We’re afraid of losing Pakistan’s half-hearted cooperation in fighting terror; of losing the use of their territory to supply our troops in Afghanistan; and of losing whatever influence we have to prevent religious fanatics from gaining control of Pakistan’s nuclear arsenal. There is no upside to our relationship with Pakistan; there is only the avoidance of downside. The billions we pay to Pakistan’s kleptocratic ruling elite suggest not so much a marriage of convenience as an extortion racket.
Our relationship with Pakistan is a betrayal of our principles for the sake of expediency. Even if it is a necessary evil, it is an evil nonetheless. Of course, it’s not as if we’ve never done this type of thing before.
Our relationship with India, on the other hand, celebrates our shared democratic values. India’s democracy has many flaws, but considering the poverty and ethnic divisions that were exacerbated by centuries of exploitative, divide-and-rule colonialism, India has proven that democracy can endure in the most difficult of circumstances.
In addition to our shared values, we have shared interests with India. Both countries (especially India) are threatened by terrorism from Pakistan. India, unlike Pakistan, is an emerging economic power; our bilateral trade with India dwarfs that with Pakistan. Our strengthening relationship with India can also serve as an effective counterweight to China’s influence in the region.
Alas, geopolitics isn’t the movies, and we will have to continue to handle our relationship with Pakistan with the care one uses to handle a ticking time bomb. Still, we must navigate through the complexities of South Asia with the knowledge that we were ultimately meant to be not with Pakistan, but with Pakistan’s mortal enemy. May we all live happily ever after.

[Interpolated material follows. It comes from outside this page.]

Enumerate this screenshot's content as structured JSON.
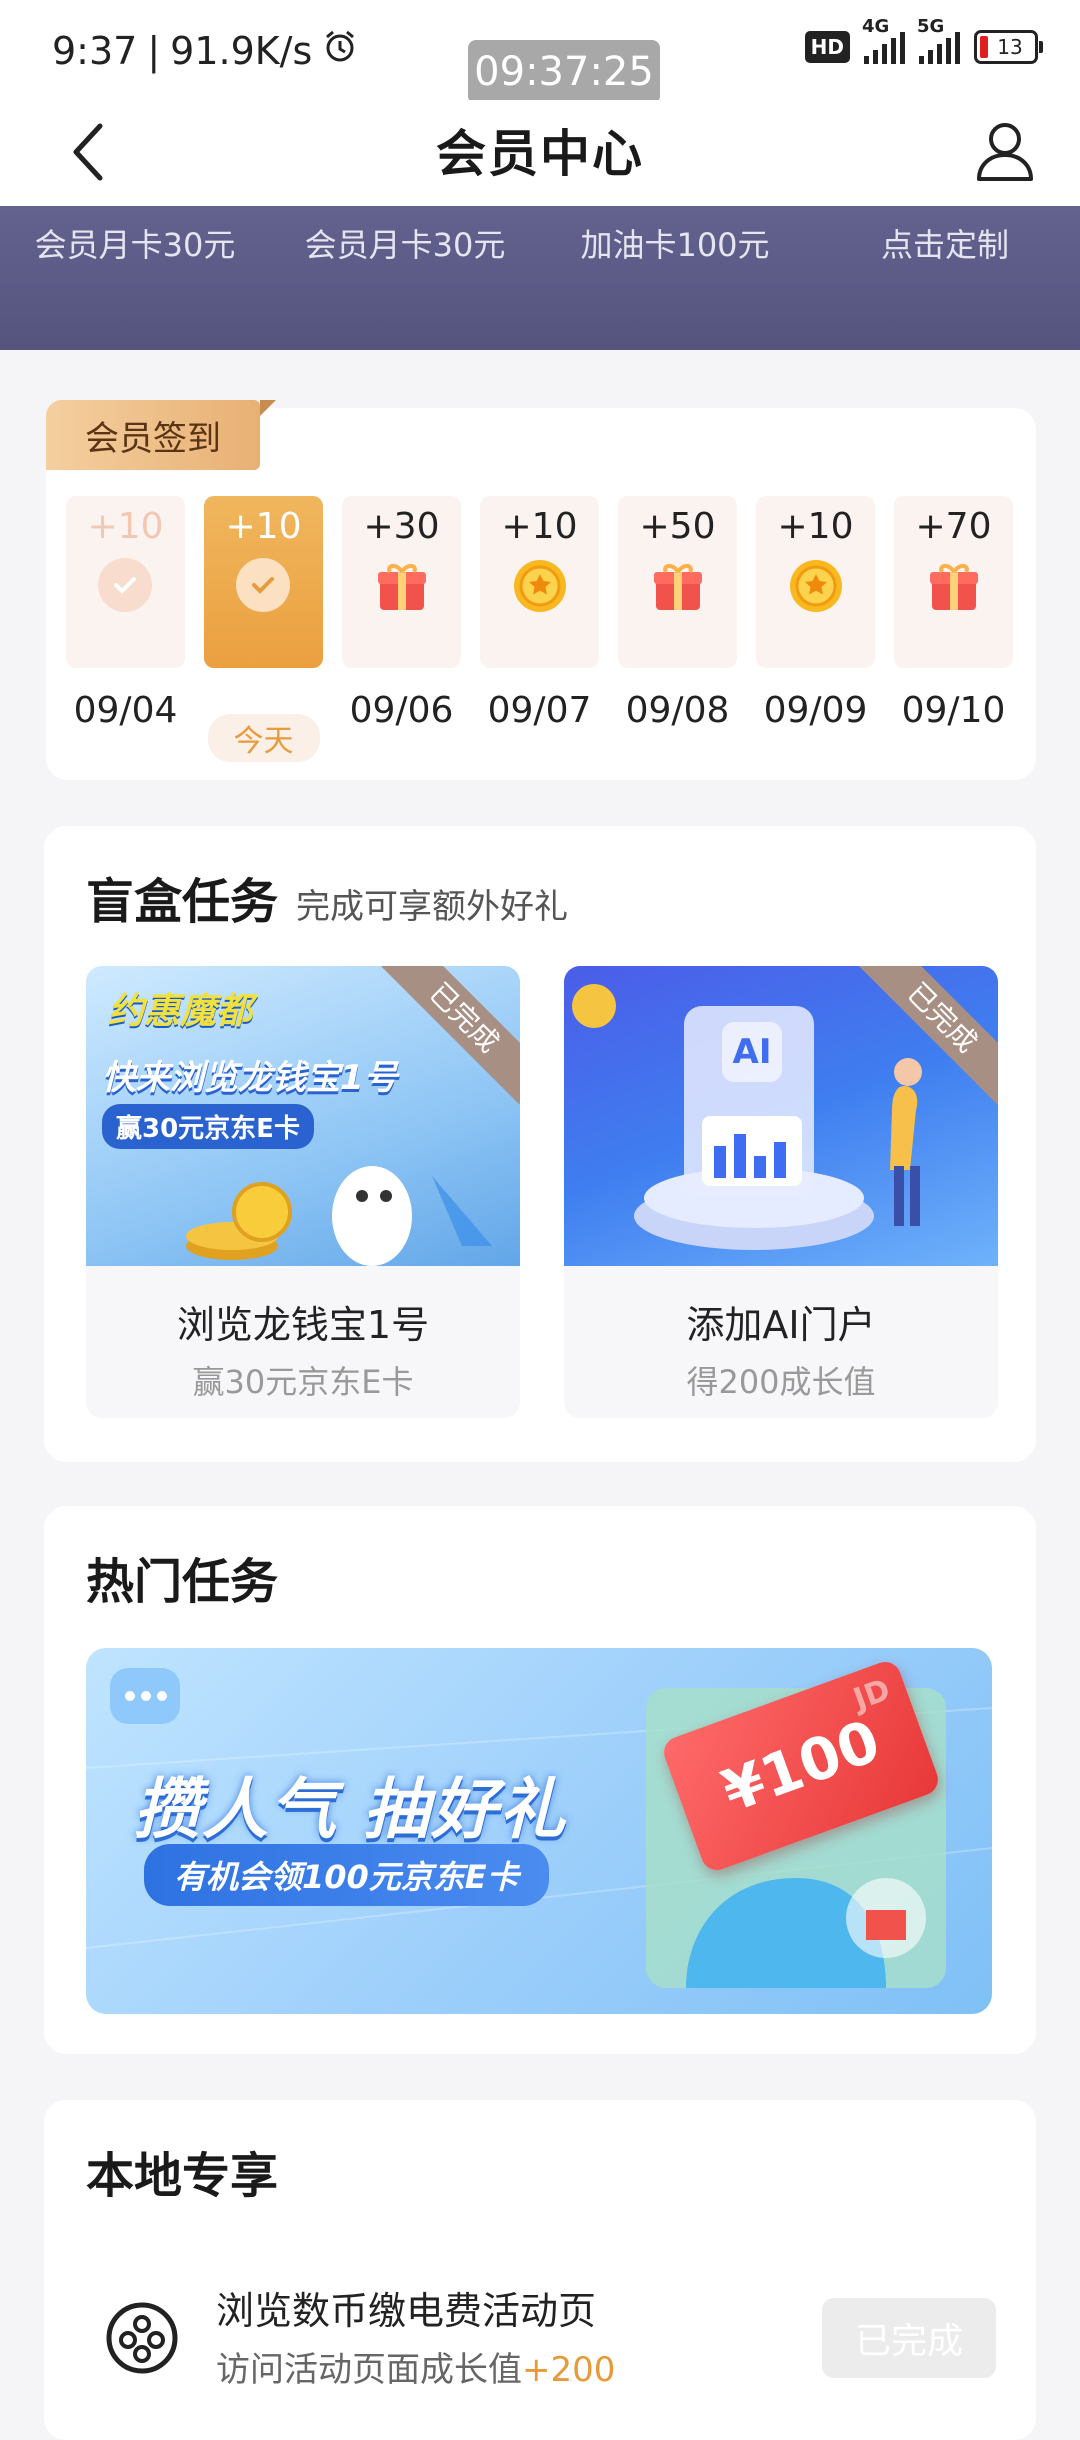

David B. Cohen served in the administration of President George W. Bush as U.S. Representative to the Pacific Community, as Deputy Assistant Secretary of the Interior, and as a member of the President’s Advisory Commission on Asian Americans and Pacific Islanders. He hosts the debate show “Beer Summit” for PBS Guam.